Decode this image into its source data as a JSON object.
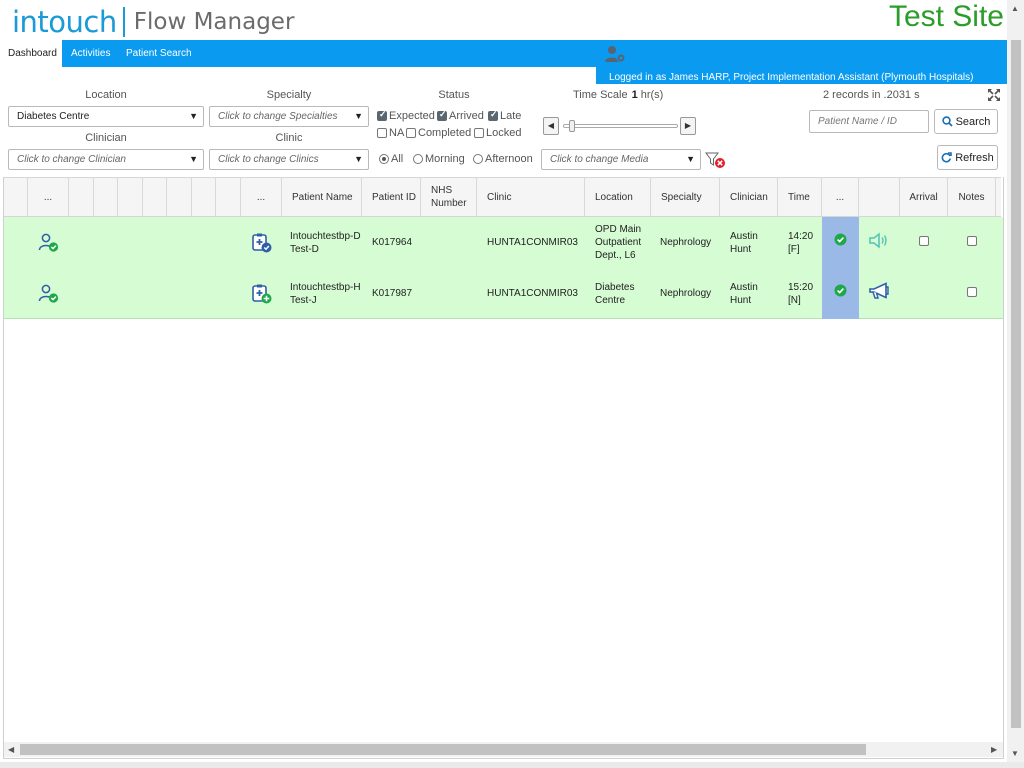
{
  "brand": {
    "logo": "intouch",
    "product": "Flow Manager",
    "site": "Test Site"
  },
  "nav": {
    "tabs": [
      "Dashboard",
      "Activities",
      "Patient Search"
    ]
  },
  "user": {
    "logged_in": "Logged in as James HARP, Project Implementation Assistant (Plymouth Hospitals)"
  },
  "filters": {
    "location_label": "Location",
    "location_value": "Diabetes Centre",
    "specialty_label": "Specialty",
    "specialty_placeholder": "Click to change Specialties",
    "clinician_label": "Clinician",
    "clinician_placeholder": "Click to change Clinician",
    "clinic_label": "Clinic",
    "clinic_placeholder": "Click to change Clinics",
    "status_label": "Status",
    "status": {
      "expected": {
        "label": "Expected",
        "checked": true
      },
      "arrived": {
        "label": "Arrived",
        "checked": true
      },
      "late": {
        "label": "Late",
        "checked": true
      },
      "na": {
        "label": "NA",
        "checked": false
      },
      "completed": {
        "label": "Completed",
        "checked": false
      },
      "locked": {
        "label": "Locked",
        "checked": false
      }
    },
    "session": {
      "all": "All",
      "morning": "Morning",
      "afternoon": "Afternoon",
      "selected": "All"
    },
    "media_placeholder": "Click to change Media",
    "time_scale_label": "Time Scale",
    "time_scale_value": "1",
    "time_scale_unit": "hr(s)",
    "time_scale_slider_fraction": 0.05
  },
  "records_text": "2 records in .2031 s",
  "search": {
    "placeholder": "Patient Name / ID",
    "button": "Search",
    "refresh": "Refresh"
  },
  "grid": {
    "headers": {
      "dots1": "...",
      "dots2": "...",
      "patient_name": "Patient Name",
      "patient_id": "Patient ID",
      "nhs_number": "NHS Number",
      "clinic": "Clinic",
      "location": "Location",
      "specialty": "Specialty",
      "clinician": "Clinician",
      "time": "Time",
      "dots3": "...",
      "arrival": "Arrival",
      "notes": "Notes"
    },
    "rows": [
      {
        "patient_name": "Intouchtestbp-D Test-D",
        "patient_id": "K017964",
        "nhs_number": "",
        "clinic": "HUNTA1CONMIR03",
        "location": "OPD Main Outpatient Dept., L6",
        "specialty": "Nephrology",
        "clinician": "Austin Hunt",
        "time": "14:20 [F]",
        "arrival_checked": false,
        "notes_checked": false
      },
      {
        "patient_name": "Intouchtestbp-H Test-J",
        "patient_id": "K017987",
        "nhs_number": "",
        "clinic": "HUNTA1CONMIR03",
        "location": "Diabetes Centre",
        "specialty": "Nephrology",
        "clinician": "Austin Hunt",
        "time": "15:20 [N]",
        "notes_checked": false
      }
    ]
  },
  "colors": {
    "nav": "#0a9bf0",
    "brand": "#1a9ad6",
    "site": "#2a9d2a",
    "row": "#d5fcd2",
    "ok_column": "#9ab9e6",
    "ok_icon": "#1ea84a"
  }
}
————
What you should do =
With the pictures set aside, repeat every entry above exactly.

Answer space =
Decode this image into its source data as a JSON object.
{
  "brand": {
    "logo": "intouch",
    "product": "Flow Manager",
    "site": "Test Site"
  },
  "nav": {
    "tabs": [
      "Dashboard",
      "Activities",
      "Patient Search"
    ]
  },
  "user": {
    "logged_in": "Logged in as James HARP, Project Implementation Assistant (Plymouth Hospitals)"
  },
  "filters": {
    "location_label": "Location",
    "location_value": "Diabetes Centre",
    "specialty_label": "Specialty",
    "specialty_placeholder": "Click to change Specialties",
    "clinician_label": "Clinician",
    "clinician_placeholder": "Click to change Clinician",
    "clinic_label": "Clinic",
    "clinic_placeholder": "Click to change Clinics",
    "status_label": "Status",
    "status": {
      "expected": {
        "label": "Expected",
        "checked": true
      },
      "arrived": {
        "label": "Arrived",
        "checked": true
      },
      "late": {
        "label": "Late",
        "checked": true
      },
      "na": {
        "label": "NA",
        "checked": false
      },
      "completed": {
        "label": "Completed",
        "checked": false
      },
      "locked": {
        "label": "Locked",
        "checked": false
      }
    },
    "session": {
      "all": "All",
      "morning": "Morning",
      "afternoon": "Afternoon",
      "selected": "All"
    },
    "media_placeholder": "Click to change Media",
    "time_scale_label": "Time Scale",
    "time_scale_value": "1",
    "time_scale_unit": "hr(s)",
    "time_scale_slider_fraction": 0.05
  },
  "records_text": "2 records in .2031 s",
  "search": {
    "placeholder": "Patient Name / ID",
    "button": "Search",
    "refresh": "Refresh"
  },
  "grid": {
    "headers": {
      "dots1": "...",
      "dots2": "...",
      "patient_name": "Patient Name",
      "patient_id": "Patient ID",
      "nhs_number": "NHS Number",
      "clinic": "Clinic",
      "location": "Location",
      "specialty": "Specialty",
      "clinician": "Clinician",
      "time": "Time",
      "dots3": "...",
      "arrival": "Arrival",
      "notes": "Notes"
    },
    "rows": [
      {
        "patient_name": "Intouchtestbp-D Test-D",
        "patient_id": "K017964",
        "nhs_number": "",
        "clinic": "HUNTA1CONMIR03",
        "location": "OPD Main Outpatient Dept., L6",
        "specialty": "Nephrology",
        "clinician": "Austin Hunt",
        "time": "14:20 [F]",
        "arrival_checked": false,
        "notes_checked": false
      },
      {
        "patient_name": "Intouchtestbp-H Test-J",
        "patient_id": "K017987",
        "nhs_number": "",
        "clinic": "HUNTA1CONMIR03",
        "location": "Diabetes Centre",
        "specialty": "Nephrology",
        "clinician": "Austin Hunt",
        "time": "15:20 [N]",
        "notes_checked": false
      }
    ]
  },
  "colors": {
    "nav": "#0a9bf0",
    "brand": "#1a9ad6",
    "site": "#2a9d2a",
    "row": "#d5fcd2",
    "ok_column": "#9ab9e6",
    "ok_icon": "#1ea84a"
  }
}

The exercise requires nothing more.